According to Rebeka, standing up for yourself can make things worse because it makes the bullies angrier. This is one of the greatest challenges for a victim of bullying.
I’ve known Rebeka since my freshman year at Honesdale High in 2009. I noticed right away that she was treated poorly by the other students and couldn’t figure out why. She was smart, pretty and friendly. I began to wonder what it was that the other kids didn’t like about her. When I asked her about her life, she told me that she had two jobs and was living independently from her parents. She had moved into a local hotel in Honesdale, where she was a housekeeper.
In the state of Pennsylvania, at age 17, if you are employed and have a place to live, you can leave your parents’ home. Rebeka moved in with her boyfriend. “My parents protested to no end at first but eventually gave in, though they didn’t like it.”
The bullying continued throughout both middle and high school. (Although she was no longer living with her parents, she continued to attend public school). However, the stress from the constant harassment pushed her to finish her senior year with cyber school. “Bullies will attack you for anything,” said Rebeka. “They will make fun of you for being short, or they will make fun of you if you have long legs. If they say you are ugly or lame, you know the truth.” Rebeka advises anyone who is being bullied to “turn to your friends because they also know the truth.”
When I asked Rebeka what advice she would give to the parents of children who are being bullied in school, she said, “As a parent, comfort your child. Tell them that they know the truth and not to believe anything the bullies say about them. There are bumps in the road we all have to go over. It may be hard, but high school is going to be over soon, and it’s only the beginning of your life.
“Now a days, I can turn a blind eye to this kind of thing. What nasty things other people have to say don’t bother me because my own opinion of myself is stronger to me.”
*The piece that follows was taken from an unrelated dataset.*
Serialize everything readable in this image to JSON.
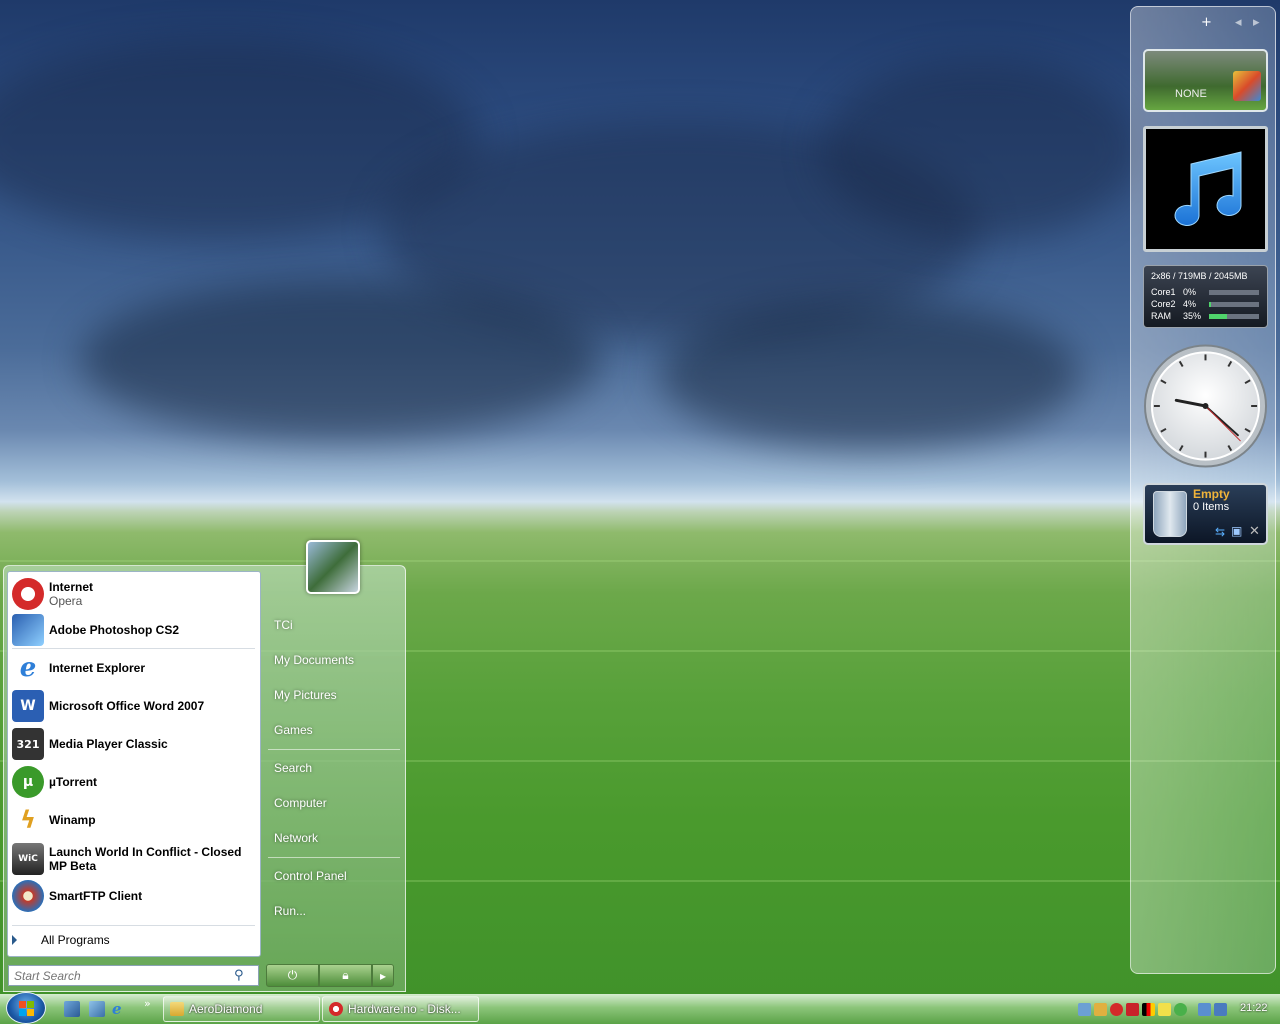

[Lucy Jan-Turn is interning at The River Reporter this summer. She will enter the College of the Atlantic in Maine this fall.]